(Directions): Return every line of the data that contains the string "Choose".

(Record set):
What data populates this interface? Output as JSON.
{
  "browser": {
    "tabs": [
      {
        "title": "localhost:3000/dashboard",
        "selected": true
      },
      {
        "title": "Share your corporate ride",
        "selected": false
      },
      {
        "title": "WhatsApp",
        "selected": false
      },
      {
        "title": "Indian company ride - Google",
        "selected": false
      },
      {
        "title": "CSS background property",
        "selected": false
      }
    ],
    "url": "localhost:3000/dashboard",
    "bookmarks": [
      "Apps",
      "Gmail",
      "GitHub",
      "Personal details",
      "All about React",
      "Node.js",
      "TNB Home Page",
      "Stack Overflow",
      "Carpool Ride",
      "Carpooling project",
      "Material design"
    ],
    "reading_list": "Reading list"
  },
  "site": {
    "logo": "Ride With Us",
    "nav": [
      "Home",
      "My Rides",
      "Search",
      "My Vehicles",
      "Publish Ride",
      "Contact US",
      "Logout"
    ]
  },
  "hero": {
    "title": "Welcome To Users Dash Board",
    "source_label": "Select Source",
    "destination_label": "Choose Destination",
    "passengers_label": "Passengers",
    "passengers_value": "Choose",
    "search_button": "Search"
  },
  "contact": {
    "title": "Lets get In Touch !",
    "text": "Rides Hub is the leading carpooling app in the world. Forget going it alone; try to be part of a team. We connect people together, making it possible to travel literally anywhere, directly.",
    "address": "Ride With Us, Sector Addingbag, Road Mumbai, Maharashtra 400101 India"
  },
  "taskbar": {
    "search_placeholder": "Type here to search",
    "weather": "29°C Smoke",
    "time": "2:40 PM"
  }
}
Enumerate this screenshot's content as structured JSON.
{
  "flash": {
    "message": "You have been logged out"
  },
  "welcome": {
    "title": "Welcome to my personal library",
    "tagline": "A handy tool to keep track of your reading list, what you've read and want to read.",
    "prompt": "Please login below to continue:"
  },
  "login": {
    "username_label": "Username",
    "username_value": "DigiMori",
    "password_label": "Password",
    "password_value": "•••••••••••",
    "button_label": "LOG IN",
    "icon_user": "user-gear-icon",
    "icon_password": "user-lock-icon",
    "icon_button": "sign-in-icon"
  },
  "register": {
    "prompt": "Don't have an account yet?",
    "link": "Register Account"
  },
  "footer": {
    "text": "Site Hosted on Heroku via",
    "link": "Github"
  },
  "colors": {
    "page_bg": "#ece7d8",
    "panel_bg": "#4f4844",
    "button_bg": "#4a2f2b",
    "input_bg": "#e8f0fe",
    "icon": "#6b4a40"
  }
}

(Output of the exercise):
    "destination_label": "Choose Destination",
    "passengers_value": "Choose",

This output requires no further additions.